Now, with this new Court decision, they will predictably try to use their new "marital rights" as a bludgeon against private individuals, businesses, and religious organizations that do not share their own elastic definition of "marriage." Rather than take this as an opportunity to celebrate live-and-let-live social arrangements, in which everyone can associate voluntarily as they choose, they will instead eagerly try to use the power of law to force and coerce any private, peaceful individuals who disagree with them to associate and deal with them -- to bake their wedding cakes, cater their weddings, provide venues for their ceremonies, even perform their ceremonies. Why? 

Because the main thing that "liberals" are "wedded" to is not some definition of marriage, but to their zero-sum, tribalist, coercive, us-vs.-them worldview. No, they don't really want peace and love and harmony: That's just their cover story.

They want power and control over others.

In short: Liberalism is sociopathy, masquerading as a political doctrine.

1 comment:

ZZMike said...

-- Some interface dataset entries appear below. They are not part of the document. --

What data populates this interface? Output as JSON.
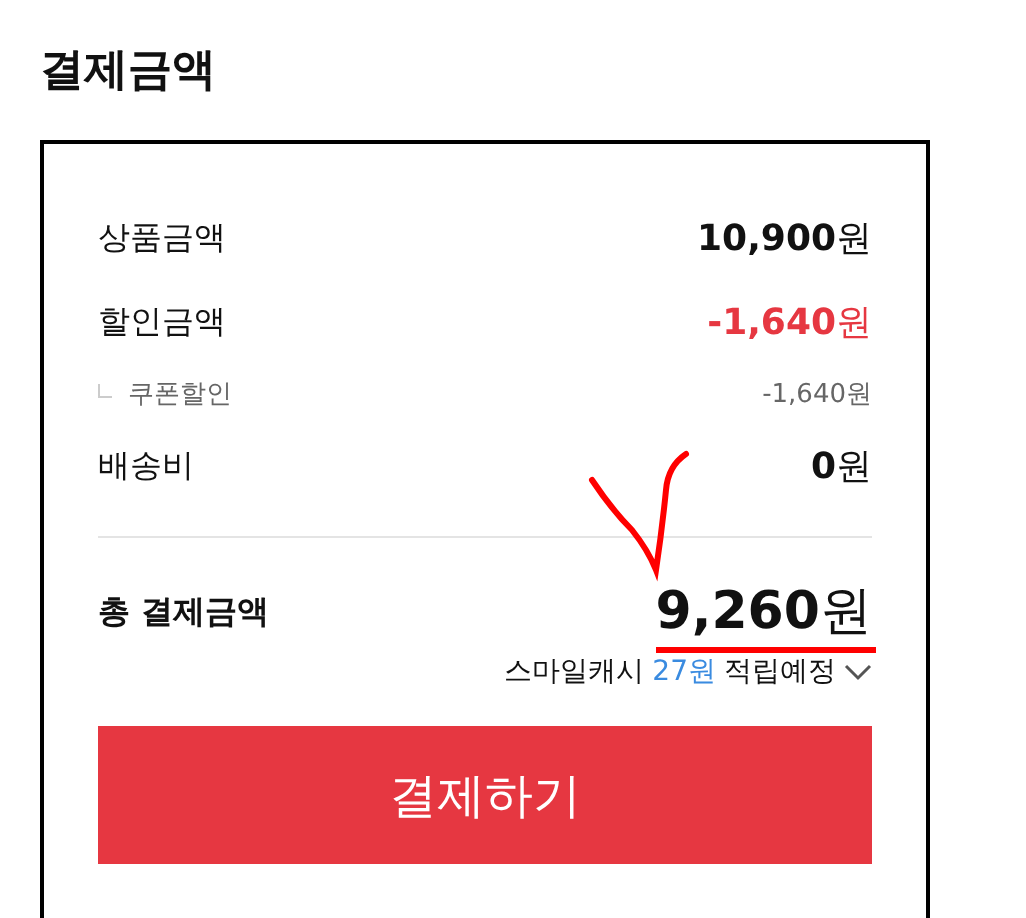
{
  "title": "결제금액",
  "rows": [
    {
      "kind": "main",
      "label": "상품금액",
      "amount": "**10,900**원",
      "discount": false
    },
    {
      "kind": "main",
      "label": "할인금액",
      "amount": "**-1,640**원",
      "discount": true
    },
    {
      "kind": "sub",
      "label": "쿠폰할인",
      "amount": "-1,640원",
      "discount": false
    },
    {
      "kind": "main",
      "label": "배송비",
      "amount": "**0**원",
      "discount": false
    }
  ],
  "total": {
    "label": "총 결제금액",
    "amount": "**9,260**원"
  },
  "cashback": {
    "label": "스마일캐시",
    "amount": "27원",
    "suffix": "적립예정"
  },
  "pay_button": "결제하기",
  "annotations": {
    "check_mark": true,
    "underline": true
  }
}
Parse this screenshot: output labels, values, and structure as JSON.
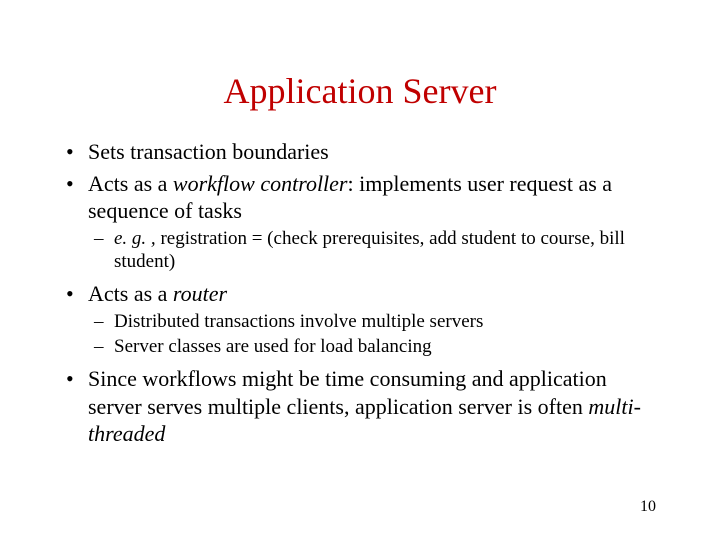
{
  "title": "Application Server",
  "bullets": {
    "b1": {
      "text": "Sets transaction boundaries"
    },
    "b2": {
      "p1": "Acts as a ",
      "p2_italic": "workflow controller",
      "p3": ": implements user request as a sequence of tasks",
      "sub1_italic": "e. g. , ",
      "sub1_rest": "registration = (check prerequisites, add student to course, bill student)"
    },
    "b3": {
      "p1": "Acts as a ",
      "p2_italic": "router",
      "sub1": "Distributed transactions involve multiple servers",
      "sub2": "Server classes are used for load balancing"
    },
    "b4": {
      "p1": "Since workflows might be time consuming and application server serves multiple clients, application server is often ",
      "p2_italic": "multi-threaded"
    }
  },
  "page_number": "10"
}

There are a few things that governments are instituted among men for. To protect the country from enemies both foreign and domestic; to make sure that contracts are honored; to provide services that local groups might not be able to do efficiently (police, fire, rescue &c).

Ideally, its entry into the domain of marriage falls under the "contracts" area. A couple will get married by getting a "marriage license" (an odd term) from City Hall (who probably send it up the pipe), then in a religious ceremony at a church/synagogue).

If we agree that government should touch only lightly, then we'd have to say that it shouldn't interfere in who marries who. Since I'm a firm believer in marriage they way it's been understood for millennia, I have to assume there's a logic error there somewhere.

But I do figure that the whole homosexual marriage thing is a multi-pronged attack on the idea of the family. (The line "if everything is a "marriage" under the law, then nothing is", is the kind of thing Chesterton used a lot ("People who will believe nothing will believe anything).)

I certainly agree with you that it's all about power and control - the basis of a socialist (and worse) society.

Coercion has no place in a free society. (As always, there are exceptions. If Mr A won't pay his allotted taxes, some forms of pressure might need to be brought to bear. But even that assumes a reasonable and rational tax system.